> _TASK OBJECTIVE_
Start at the first record below and retype through the last, exactly.

> _GIVEN ENTRIES_

---

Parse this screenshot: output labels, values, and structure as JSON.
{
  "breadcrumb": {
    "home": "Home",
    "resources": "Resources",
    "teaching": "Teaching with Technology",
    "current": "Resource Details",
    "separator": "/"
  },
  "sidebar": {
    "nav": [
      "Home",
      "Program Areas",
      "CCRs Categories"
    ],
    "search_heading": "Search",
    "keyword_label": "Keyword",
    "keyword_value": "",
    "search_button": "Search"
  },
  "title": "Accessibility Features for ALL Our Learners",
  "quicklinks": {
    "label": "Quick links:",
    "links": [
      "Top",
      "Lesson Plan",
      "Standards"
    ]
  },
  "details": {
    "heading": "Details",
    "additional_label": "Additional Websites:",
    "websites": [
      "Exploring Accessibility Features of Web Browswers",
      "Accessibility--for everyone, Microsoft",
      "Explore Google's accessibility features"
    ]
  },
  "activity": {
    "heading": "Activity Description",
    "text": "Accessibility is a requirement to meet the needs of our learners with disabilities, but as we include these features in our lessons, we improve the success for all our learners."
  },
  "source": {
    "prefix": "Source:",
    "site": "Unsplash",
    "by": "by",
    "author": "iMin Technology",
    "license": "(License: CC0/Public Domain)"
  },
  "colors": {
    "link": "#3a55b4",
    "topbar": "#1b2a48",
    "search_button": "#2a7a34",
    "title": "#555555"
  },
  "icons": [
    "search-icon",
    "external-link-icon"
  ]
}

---

> _RESULT BELOW_
Parse this screenshot: output labels, values, and structure as JSON.
{
  "breadcrumb": {
    "home": "Home",
    "resources": "Resources",
    "teaching": "Teaching with Technology",
    "current": "Resource Details",
    "separator": "/"
  },
  "sidebar": {
    "nav": [
      "Home",
      "Program Areas",
      "CCRs Categories"
    ],
    "search_heading": "Search",
    "keyword_label": "Keyword",
    "keyword_value": "",
    "search_button": "Search"
  },
  "title": "Accessibility Features for ALL Our Learners",
  "quicklinks": {
    "label": "Quick links:",
    "links": [
      "Top",
      "Lesson Plan",
      "Standards"
    ]
  },
  "details": {
    "heading": "Details",
    "additional_label": "Additional Websites:",
    "websites": [
      "Exploring Accessibility Features of Web Browswers",
      "Accessibility--for everyone, Microsoft",
      "Explore Google's accessibility features"
    ]
  },
  "activity": {
    "heading": "Activity Description",
    "text": "Accessibility is a requirement to meet the needs of our learners with disabilities, but as we include these features in our lessons, we improve the success for all our learners."
  },
  "source": {
    "prefix": "Source:",
    "site": "Unsplash",
    "by": "by",
    "author": "iMin Technology",
    "license": "(License: CC0/Public Domain)"
  },
  "colors": {
    "link": "#3a55b4",
    "topbar": "#1b2a48",
    "search_button": "#2a7a34",
    "title": "#555555"
  },
  "icons": [
    "search-icon",
    "external-link-icon"
  ]
}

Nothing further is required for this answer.